Sen. Lamar Alexander, R-Tenn., has teamed up with Sen. Susan Collins, R-Maine. to offer a bill to — in their words — “stabilize individual market premiums.” It comes at a moment when there is a lot of uncertainty around how much marketplace health plans will cost in 2019 — and just a few months before insurance plans will be setting those premiums.
The plan arguably signals Congress is moving away from a stabilization plan that could pass with Democratic votes and toward a more typical, partisan Obamacare agenda from each side.
Congressional Republicans spent the better part of 2017 trying and failing to repeal and replace Obamacare. They have now largely abandoned the project to pursue other goals. Yet in a sense they have succeeded anyway — just not in the manner they expected.
Consider for a moment what a successor to the Affordable Care Act might have looked like if Republicans had somehow managed to both repeal and replace the law last year.
New Kaiser tracking poll results are out today, and Obamacare favorability took yet another jump upward. Overall, Obamacare is continuing its steady march toward widespread acceptance.
Since Obamacare kicked off in 2014, favorability ratings have steadily increased among Democrats (+25 points), independents (+23 points) and even among Republicans (+10 points). Among the entire country, favorability has increased from 34 percent to 54 percent.
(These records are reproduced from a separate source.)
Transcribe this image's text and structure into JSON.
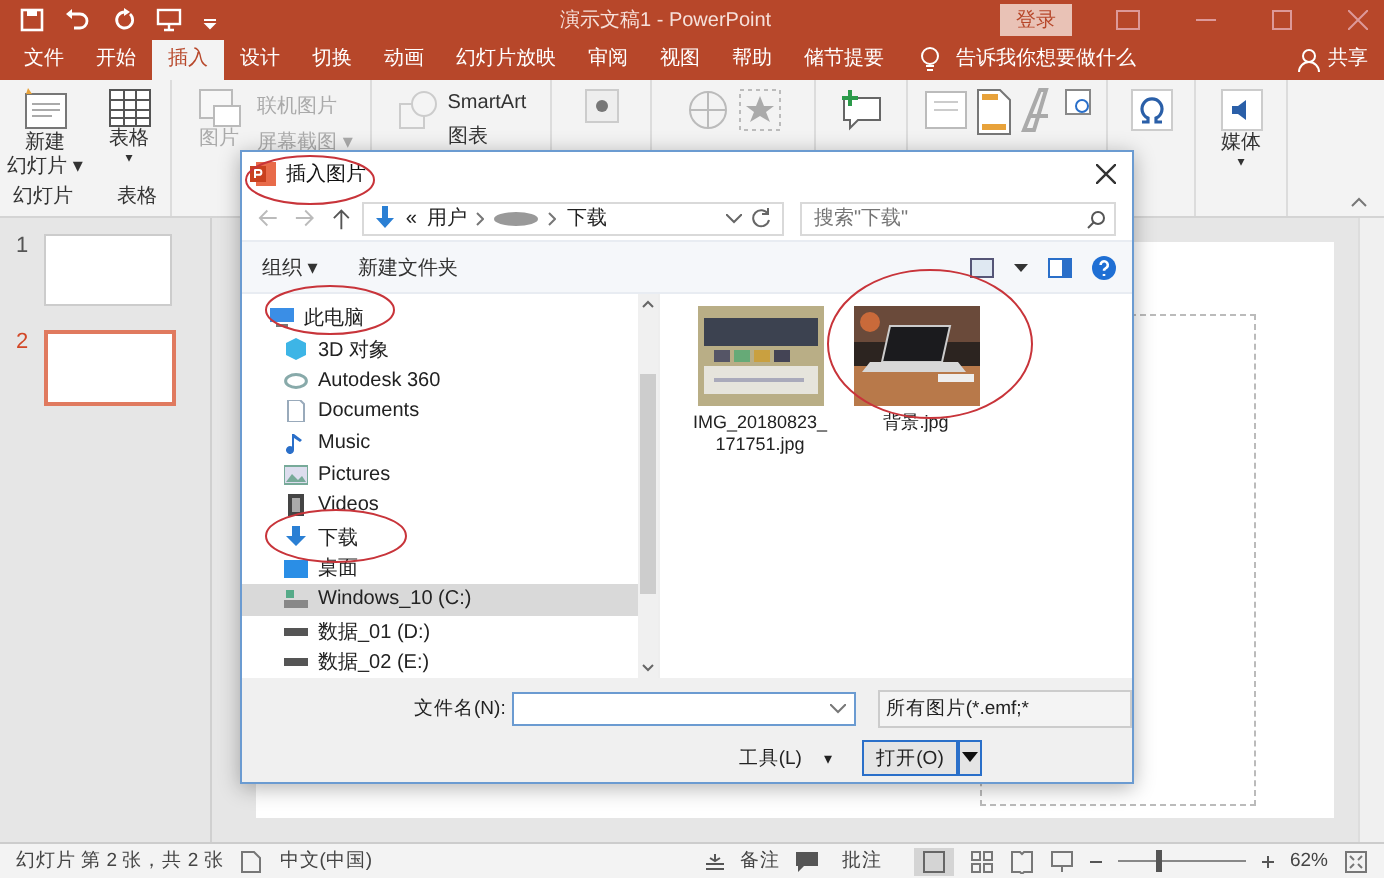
{
  "window": {
    "title": "演示文稿1  -  PowerPoint",
    "login_button": "登录"
  },
  "tabs": [
    {
      "label": "文件",
      "selected": false
    },
    {
      "label": "开始",
      "selected": false
    },
    {
      "label": "插入",
      "selected": true
    },
    {
      "label": "设计",
      "selected": false
    },
    {
      "label": "切换",
      "selected": false
    },
    {
      "label": "动画",
      "selected": false
    },
    {
      "label": "幻灯片放映",
      "selected": false
    },
    {
      "label": "审阅",
      "selected": false
    },
    {
      "label": "视图",
      "selected": false
    },
    {
      "label": "帮助",
      "selected": false
    },
    {
      "label": "储节提要",
      "selected": false
    }
  ],
  "tell_me": "告诉我你想要做什么",
  "share": "共享",
  "ribbon": {
    "new_slide": [
      "新建",
      "幻灯片 ▾"
    ],
    "table": "表格",
    "table_caret": "▾",
    "group_slides": "幻灯片",
    "group_table": "表格",
    "picture": "图片",
    "online_picture": "联机图片",
    "screenshot": "屏幕截图 ▾",
    "smartart": "SmartArt",
    "chart": "图表",
    "media": "媒体",
    "media_caret": "▾"
  },
  "slides": [
    {
      "number": "1",
      "selected": false
    },
    {
      "number": "2",
      "selected": true
    }
  ],
  "dialog": {
    "title": "插入图片",
    "breadcrumb": [
      "«",
      "用户",
      "下载"
    ],
    "search": {
      "placeholder": "搜索\"下载\""
    },
    "organize": "组织 ▾",
    "new_folder": "新建文件夹",
    "nav": [
      {
        "label": "此电脑",
        "kind": "pc",
        "selected": false,
        "children": [
          {
            "label": "3D 对象",
            "kind": "cube",
            "selected": false
          },
          {
            "label": "Autodesk 360",
            "kind": "cloud",
            "selected": false
          },
          {
            "label": "Documents",
            "kind": "doc",
            "selected": false
          },
          {
            "label": "Music",
            "kind": "music",
            "selected": false
          },
          {
            "label": "Pictures",
            "kind": "pictures",
            "selected": false
          },
          {
            "label": "Videos",
            "kind": "video",
            "selected": false
          },
          {
            "label": "下载",
            "kind": "download",
            "selected": false
          },
          {
            "label": "桌面",
            "kind": "desktop",
            "selected": false
          },
          {
            "label": "Windows_10 (C:)",
            "kind": "drive_c",
            "selected": true
          },
          {
            "label": "数据_01 (D:)",
            "kind": "drive",
            "selected": false
          },
          {
            "label": "数据_02 (E:)",
            "kind": "drive",
            "selected": false
          }
        ]
      }
    ],
    "files": [
      {
        "name": "IMG_20180823_\n171751.jpg",
        "kind": "picture"
      },
      {
        "name": "背景.jpg",
        "kind": "picture"
      }
    ],
    "filename_label": "文件名(N):",
    "filetype": "所有图片(*.emf;*",
    "tools": "工具(L)",
    "tools_caret": "▾",
    "open_button": "打开(O)"
  },
  "status_bar": {
    "slide_info": "幻灯片 第 2 张，共 2 张",
    "language": "中文(中国)",
    "notes": "备注",
    "comments": "批注",
    "zoom": {
      "level": 0.3,
      "reading": "62%"
    }
  }
}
More than half of that gain has come since mid-2016, when acceptance of Obamacare inflected upward and just kept on going. At the same time, unfavorable opinions have dropped. The net approval rating of Obamacare since 2014 has increased from -16 percent to +12 percent.